Frequently Asked Questions about Becoming a Doula

Q: Do I have to become a member of DONA International and purchase the DONA certification packet prior to the training weekend?

A: No. In fact, there are some cost considerations favoring NOT purchasing the packet now and waiting until you are actually ready to start attending the births (or, for postpartum doulas, completing the required postpartum family support hours). DONA date-stamps the packet with the purchase date and then you will have two years to complete the certification packet without having to buy a new packet. This allows DONA to change or add new certification requirements over time. All of the required hands-on experience to meet certification requirements must be done AFTER the training weekend. We will thoroughly review these requirements during the training weekend. Likewise, once certified, you will have to keep your annual DONA membership active in order to stay certified. By joining now, you are stepping up the renewal deadline. While there are many benefits to DONA membership, you do not HAVE to become a member until you are ready to submit your completed certification packet. The only reason to purchase the certification packets prior to the workshop is if you have a birth lined up that is likely to happen soon after the training. You do need to have the packet IN HAND prior to completing the hands-on experience component of certification.

Q: Do you sell DONA certification packets?

A: No, you must purchase the packet from the DONA website’s Doula Boutique.

Q: Are there any doula training scholarships available?

A: There are no more scholarships available for 2016. In order to make doula training more affordable for low-income women, the Center has provided a limited number of partial fee waivers IF we anticipate having space available in an upcoming training. This opportunity is available to low-income Michigan residents only. We will be posting a notice regarding the process for 2017 later this year.

Q: Do you offer payment plans?

A: Yes. I require a deposit of $150 up front to hold your spot in a class. You need to submit a proposed payment plan, in writing, that will work for your budget. Your plan should include bi-weekly or monthly payments in a specified dollar amount. Payments can start prior to the training and extend beyond completion of the training. I will approve any reasonable plan. After the first payment is made, subsequent payments will be withdrawn from your account on the agreed upon dates. For payment plans that extend beyond the training dates, I will withhold your Certificates of Attendance (necessary for DONA certification purposes) until the final payment has cleared. I will then mail the certificates to you.

Q: Am I too young or too old to be a doula?

A: I have had women (and a couple of men) between the ages of 15 and 65 take doula training. There are no age restrictions on becoming a doula.

Q: How long does it take to complete the certification requirements?

A: It depends on you! A highly motivated doula who is available to fulfill hands-on requirements might complete all requirements within six months of the training. Some requirements can be completed prior to the training. Most folks, however, take from 12 to 18 months (and some take longer), depending upon their availability and access to fulfilling the hands-on experiential component.
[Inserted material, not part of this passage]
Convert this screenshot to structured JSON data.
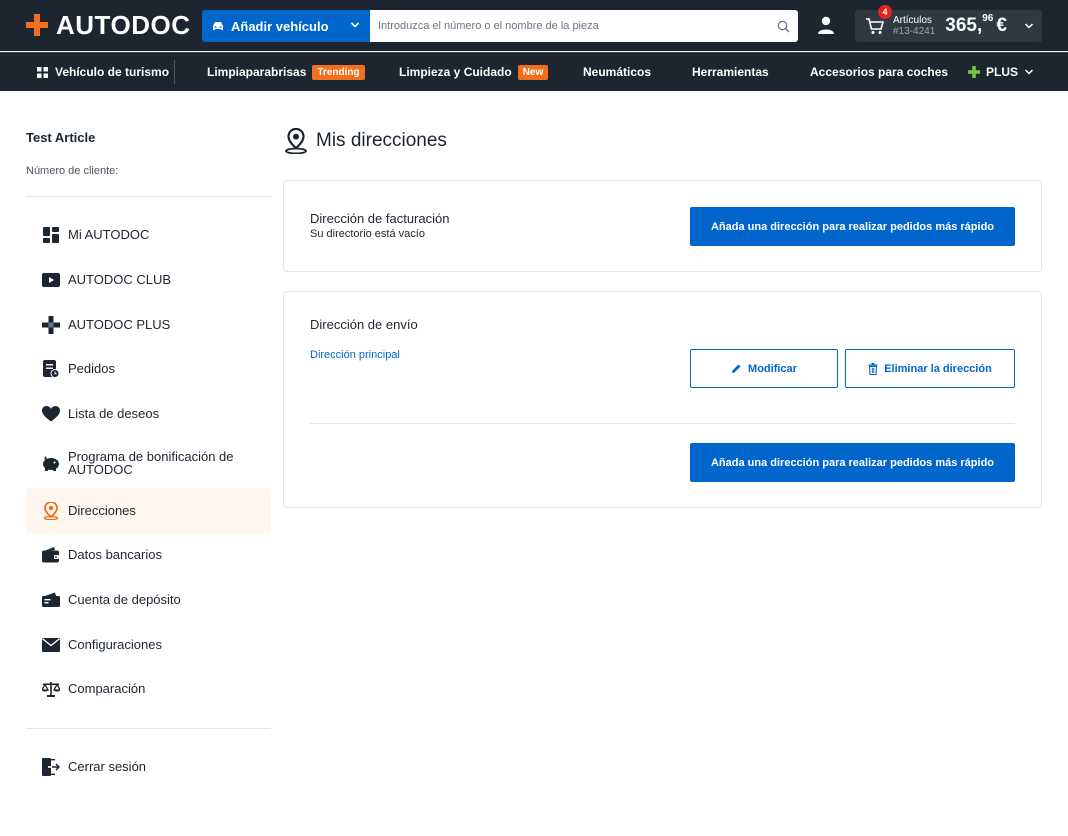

Q: I am breastfeeding mother. Can I bring my baby to doula training?

A: You may bring a nursing baby six months of age and younger to the doula training, with the understanding that you may have to step out of the room if your baby becomes fussy or distracting to other class members. For breastfeeding moms of older babies, a one-hour lunch and two 15-minute breaks are scheduled each day. You can make arrangements to have your baby brought to you. You are also free to pump as needed, either in class or in adjacent office space.

Q: Can I make a living as a doula?

A: Most doulas are self-employed. It is unlikely that you would be making a living wage soon after training. Whether or not you are successful depends on so many factors that I cannot answer this question definitively. In some areas, the concept of doulas is not well known and it may take a bit more of a push to build a sense of value for your role. In most of the larger metropolitan areas, doulas are well accepted and may be able to move more quickly into demanding premium prices for their services. Certainly doula work can supplement a regular family income nicely. And ambitious women, with determination and persistence, should be able to grow a successful doula business. At the Center, we have a number of supports in place to help you turn doula work into a business but, in the end, a lot will depend upon your overall skill set and work ethic.

Additional Questions or Concerns?


Email is absolutely the best way to get in touch with me. I will respond to emails within 24 hours on weekdays. If you prefer a friendly voice, you are unlikely to reach me at the phone number listed, but you can leave a message there. Even better, email me to set up a time to talk and I’ll give you a call.